Building and Utilizing a Skilled Volunteer Stewardship Corps

Libby Collins1*, Briana Board2 

1Colorado West Land Trust/ Grand Junction, CO, USA
2EUREKA! McConnell Science Museum/ Grand Junction, CO, USA

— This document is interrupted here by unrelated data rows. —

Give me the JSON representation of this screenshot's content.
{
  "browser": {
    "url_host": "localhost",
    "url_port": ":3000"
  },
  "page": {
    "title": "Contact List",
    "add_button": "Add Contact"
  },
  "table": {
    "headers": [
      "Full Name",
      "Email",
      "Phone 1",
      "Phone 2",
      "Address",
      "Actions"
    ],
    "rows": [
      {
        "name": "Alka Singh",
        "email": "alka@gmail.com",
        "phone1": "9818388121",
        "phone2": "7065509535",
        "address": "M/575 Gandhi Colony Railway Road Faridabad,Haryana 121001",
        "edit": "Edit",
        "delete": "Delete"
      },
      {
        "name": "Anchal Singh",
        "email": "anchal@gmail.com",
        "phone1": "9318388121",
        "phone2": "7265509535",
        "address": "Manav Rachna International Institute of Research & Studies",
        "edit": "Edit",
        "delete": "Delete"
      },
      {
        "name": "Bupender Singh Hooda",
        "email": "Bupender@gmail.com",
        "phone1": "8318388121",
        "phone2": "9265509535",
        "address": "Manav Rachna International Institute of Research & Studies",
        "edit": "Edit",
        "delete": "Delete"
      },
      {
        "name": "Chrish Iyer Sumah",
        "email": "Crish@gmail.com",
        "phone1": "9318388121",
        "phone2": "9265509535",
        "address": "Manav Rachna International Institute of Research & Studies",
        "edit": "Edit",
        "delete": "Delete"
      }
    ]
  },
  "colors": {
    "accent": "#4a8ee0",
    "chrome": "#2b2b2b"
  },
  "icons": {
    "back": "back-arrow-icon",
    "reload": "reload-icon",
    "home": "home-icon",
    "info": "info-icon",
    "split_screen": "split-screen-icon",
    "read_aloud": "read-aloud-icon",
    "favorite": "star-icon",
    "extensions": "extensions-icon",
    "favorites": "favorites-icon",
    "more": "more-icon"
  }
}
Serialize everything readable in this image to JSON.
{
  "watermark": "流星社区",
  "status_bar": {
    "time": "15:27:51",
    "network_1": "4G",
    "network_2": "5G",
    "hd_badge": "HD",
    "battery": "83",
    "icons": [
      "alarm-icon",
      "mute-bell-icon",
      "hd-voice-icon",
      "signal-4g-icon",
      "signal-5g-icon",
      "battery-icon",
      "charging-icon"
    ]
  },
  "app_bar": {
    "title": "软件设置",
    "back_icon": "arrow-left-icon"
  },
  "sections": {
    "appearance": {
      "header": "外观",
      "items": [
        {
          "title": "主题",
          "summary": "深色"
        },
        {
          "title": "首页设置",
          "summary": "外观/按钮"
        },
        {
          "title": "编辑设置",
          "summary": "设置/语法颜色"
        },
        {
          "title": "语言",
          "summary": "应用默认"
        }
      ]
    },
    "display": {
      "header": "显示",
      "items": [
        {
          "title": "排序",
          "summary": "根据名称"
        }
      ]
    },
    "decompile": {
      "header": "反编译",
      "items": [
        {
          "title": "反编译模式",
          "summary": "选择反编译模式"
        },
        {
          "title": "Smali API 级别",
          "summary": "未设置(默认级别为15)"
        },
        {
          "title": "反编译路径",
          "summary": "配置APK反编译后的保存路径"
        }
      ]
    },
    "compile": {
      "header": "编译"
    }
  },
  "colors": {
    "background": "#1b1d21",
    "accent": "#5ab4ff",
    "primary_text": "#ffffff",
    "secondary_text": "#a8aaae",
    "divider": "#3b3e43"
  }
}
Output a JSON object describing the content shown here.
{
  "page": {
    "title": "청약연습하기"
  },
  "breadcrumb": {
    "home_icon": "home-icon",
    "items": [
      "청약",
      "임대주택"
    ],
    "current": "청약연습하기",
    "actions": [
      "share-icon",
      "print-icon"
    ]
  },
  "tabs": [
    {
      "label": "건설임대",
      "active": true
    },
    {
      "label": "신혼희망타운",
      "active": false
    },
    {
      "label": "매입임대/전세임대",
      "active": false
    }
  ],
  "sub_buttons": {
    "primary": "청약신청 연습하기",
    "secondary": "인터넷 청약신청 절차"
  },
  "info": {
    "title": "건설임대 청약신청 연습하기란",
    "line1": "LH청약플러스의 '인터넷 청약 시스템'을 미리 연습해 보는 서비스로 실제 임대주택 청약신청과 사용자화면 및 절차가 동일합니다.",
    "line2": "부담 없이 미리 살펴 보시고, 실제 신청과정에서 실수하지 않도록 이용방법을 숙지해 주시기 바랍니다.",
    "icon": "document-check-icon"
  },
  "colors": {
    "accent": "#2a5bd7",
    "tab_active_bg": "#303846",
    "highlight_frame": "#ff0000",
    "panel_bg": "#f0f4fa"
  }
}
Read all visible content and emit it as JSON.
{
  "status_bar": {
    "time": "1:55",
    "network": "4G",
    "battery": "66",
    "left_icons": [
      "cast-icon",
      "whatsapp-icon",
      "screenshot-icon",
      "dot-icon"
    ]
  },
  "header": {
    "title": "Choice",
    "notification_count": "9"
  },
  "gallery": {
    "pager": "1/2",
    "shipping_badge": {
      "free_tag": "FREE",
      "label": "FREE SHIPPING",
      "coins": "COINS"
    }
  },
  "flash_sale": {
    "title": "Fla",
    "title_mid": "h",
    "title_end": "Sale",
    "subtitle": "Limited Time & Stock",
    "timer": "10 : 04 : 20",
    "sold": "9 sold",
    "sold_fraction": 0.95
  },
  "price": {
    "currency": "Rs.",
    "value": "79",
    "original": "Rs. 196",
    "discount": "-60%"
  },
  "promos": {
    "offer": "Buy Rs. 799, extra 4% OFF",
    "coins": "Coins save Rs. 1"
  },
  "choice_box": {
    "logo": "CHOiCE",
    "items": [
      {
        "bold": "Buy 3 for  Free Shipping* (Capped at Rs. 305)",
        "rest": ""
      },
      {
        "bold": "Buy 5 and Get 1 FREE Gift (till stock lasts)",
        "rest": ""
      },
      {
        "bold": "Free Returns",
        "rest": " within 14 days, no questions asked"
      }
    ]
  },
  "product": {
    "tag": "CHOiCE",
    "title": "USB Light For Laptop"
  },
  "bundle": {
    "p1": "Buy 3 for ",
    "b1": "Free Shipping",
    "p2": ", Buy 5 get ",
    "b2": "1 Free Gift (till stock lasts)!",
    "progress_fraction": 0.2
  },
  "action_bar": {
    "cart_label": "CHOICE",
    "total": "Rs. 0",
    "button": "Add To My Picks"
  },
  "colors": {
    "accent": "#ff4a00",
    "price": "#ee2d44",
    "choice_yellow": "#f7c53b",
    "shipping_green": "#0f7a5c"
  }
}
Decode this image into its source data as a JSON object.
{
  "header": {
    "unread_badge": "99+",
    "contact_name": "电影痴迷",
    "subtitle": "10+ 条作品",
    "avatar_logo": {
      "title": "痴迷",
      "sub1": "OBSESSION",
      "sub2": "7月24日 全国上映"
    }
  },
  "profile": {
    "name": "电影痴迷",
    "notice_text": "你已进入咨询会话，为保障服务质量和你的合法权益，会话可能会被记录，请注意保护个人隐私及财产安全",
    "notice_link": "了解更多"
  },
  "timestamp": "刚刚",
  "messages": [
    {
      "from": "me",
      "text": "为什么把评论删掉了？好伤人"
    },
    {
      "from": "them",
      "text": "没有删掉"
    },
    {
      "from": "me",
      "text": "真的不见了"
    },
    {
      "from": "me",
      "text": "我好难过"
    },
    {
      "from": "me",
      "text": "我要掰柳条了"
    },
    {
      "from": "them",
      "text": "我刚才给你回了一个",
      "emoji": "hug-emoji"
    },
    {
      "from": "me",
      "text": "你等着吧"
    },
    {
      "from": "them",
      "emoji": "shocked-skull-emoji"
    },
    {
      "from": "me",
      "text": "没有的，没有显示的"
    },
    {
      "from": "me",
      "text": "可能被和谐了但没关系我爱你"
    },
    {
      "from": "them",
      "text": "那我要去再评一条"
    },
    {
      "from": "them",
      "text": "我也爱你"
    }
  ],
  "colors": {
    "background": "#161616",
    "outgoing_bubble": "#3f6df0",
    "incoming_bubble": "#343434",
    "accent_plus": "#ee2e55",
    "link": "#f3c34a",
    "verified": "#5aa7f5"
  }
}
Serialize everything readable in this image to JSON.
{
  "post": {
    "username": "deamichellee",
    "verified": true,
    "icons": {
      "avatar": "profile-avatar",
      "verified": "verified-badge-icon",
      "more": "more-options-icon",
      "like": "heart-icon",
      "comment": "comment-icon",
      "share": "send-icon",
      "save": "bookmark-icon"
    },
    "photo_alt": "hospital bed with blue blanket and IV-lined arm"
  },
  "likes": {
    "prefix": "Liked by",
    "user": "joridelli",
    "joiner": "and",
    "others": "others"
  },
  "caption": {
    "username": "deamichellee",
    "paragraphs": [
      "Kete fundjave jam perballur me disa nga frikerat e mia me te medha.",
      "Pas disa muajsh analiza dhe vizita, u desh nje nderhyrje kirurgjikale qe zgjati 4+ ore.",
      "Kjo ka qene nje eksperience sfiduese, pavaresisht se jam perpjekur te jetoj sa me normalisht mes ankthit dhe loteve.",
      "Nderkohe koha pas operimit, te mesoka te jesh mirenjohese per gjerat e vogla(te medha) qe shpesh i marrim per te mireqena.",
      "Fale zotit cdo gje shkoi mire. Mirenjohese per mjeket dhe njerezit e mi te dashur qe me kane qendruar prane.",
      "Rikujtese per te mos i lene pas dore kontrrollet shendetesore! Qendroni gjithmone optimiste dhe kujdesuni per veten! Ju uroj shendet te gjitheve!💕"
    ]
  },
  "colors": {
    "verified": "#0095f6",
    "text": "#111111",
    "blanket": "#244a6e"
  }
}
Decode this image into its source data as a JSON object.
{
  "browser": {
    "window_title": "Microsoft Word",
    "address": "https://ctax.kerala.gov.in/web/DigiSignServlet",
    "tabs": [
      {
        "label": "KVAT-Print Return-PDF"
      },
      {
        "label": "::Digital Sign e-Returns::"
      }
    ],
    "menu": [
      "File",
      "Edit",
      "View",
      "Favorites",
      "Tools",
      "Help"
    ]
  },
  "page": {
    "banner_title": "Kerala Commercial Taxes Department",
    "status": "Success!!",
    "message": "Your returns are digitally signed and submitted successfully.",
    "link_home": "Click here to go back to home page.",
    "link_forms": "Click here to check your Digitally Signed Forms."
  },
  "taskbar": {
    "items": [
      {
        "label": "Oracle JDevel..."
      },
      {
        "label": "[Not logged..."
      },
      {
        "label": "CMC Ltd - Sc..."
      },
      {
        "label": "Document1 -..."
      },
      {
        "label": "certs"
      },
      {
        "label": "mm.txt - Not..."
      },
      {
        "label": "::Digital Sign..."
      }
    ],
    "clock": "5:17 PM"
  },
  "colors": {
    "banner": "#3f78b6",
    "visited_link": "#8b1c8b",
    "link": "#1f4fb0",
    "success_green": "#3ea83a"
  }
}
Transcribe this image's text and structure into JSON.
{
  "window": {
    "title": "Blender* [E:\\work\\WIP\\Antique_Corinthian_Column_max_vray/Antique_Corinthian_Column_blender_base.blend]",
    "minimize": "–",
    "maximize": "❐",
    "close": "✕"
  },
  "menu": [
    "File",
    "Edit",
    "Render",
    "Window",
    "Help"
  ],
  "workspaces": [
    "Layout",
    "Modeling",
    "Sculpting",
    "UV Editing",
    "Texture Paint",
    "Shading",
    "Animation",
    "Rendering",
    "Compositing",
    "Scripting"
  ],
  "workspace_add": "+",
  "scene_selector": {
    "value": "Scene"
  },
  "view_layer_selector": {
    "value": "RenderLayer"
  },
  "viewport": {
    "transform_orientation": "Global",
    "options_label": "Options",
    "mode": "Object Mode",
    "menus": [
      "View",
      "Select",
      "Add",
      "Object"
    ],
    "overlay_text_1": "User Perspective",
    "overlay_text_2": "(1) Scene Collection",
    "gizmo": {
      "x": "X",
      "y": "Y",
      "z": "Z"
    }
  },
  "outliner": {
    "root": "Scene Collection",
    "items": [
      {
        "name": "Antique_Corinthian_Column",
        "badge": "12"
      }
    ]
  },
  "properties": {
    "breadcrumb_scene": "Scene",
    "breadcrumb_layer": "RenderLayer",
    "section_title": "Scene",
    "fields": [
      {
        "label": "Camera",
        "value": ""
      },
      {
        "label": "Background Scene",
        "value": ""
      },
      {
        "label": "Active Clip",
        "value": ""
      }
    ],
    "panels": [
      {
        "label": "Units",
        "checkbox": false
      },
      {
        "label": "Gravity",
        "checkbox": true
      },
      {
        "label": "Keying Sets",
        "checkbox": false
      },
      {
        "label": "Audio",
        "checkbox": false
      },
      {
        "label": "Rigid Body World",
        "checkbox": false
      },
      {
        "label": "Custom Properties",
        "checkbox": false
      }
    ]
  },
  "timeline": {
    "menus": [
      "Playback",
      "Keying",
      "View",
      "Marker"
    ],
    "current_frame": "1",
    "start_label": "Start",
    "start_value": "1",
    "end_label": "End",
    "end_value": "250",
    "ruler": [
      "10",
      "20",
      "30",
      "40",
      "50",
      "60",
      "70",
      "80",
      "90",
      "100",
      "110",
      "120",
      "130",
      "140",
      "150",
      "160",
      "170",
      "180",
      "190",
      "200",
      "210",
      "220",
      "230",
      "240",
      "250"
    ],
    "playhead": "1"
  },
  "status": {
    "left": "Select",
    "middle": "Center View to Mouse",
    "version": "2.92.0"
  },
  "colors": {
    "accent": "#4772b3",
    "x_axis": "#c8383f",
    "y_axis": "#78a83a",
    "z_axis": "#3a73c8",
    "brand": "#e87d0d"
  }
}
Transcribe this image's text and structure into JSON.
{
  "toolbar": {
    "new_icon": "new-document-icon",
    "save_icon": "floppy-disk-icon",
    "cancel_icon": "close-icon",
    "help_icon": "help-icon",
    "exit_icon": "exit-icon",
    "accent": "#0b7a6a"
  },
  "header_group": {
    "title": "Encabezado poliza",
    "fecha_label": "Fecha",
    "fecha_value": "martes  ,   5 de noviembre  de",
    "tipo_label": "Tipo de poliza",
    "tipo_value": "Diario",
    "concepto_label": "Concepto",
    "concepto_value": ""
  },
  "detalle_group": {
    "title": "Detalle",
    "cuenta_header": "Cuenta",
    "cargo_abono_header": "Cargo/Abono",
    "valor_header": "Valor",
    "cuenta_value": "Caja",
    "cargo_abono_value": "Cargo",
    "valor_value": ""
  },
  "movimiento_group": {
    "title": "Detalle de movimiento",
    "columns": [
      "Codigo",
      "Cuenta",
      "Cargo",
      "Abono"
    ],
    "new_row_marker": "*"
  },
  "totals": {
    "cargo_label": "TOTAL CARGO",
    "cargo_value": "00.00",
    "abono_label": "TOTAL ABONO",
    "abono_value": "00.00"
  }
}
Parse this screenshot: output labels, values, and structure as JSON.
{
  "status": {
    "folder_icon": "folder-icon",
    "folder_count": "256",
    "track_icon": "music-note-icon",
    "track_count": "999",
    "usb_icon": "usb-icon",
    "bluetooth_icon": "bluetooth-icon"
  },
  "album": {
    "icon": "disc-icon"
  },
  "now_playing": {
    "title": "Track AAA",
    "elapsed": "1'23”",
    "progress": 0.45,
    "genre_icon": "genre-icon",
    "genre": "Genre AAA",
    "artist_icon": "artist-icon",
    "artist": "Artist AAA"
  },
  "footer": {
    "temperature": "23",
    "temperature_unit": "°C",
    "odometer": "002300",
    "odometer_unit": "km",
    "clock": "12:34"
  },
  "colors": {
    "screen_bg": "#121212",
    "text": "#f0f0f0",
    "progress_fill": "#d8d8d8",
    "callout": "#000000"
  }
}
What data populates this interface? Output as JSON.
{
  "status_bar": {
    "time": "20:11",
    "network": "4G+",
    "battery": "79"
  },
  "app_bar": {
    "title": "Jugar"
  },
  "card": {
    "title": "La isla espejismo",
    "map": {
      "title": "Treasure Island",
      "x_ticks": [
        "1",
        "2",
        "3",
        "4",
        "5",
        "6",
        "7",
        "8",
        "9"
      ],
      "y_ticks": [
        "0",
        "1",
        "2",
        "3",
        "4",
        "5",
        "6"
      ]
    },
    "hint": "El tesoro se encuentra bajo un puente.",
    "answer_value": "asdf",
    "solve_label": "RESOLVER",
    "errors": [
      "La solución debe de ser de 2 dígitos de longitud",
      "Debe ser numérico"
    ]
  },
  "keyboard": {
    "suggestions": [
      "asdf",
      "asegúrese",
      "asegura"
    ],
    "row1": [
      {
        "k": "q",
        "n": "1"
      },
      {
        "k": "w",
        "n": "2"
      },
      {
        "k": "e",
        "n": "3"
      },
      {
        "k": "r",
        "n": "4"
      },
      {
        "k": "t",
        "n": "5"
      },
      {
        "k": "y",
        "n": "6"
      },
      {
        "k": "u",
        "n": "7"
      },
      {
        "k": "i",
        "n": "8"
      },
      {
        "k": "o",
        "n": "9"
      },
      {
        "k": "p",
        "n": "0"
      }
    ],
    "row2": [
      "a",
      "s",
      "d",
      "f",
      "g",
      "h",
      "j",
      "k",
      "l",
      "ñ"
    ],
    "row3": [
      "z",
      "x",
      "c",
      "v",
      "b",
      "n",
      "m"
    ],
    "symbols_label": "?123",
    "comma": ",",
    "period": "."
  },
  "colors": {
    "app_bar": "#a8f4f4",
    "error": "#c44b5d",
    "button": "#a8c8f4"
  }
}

As pressures from drought, climate change and increased outdoor recreation increase, so does the need for restoration. Land Managers and private landowners are now open to well directed restoration initiatives that utilize community volunteers. Starting in the summer of 2020, the Monument Stewards, an outdoor volunteer corps, has worked weekly at the Lunch Loop Trailhead, along No Thoroughfare Wash, and along the paved Monument Trail under the direction of Libby Collins from Colorado West Land Trust and Briana Board from EUREKA! Science Museum. Having two organizations partner to lead the Monument Stewards has contributed to the consistency as well as the successes of collaborating with Land Managers, growing and sustaining a vibrant volunteer base, determining appropriate project scope, securing funding, and engaging diverse groups of stakeholders. The weekly drop-in model for volunteering has proven to be popular with community members who have taken ownership and are engaged in making decisions about the project. Native vegetation now thrives along much of the Monument Trail, weed regrowth is monitored and addressed, Tamarisk regrowth is monitored and managed, and native plant demonstration gardens at the Lunch Loop Trailhead are maintained. Along with these successes, challenges have included consistent monitoring, unpredictable group size and the monotony of weed removal. As a trained and skilled volunteer stewardship corps, these volunteers play a significant role in supporting wildlife habitat, preserving popular open spaces, and connecting our communities to nature. Libby and Briana will share experiences and lessons learned as well as outline their strategy for continuing to build a skilled volunteer stewardship corps.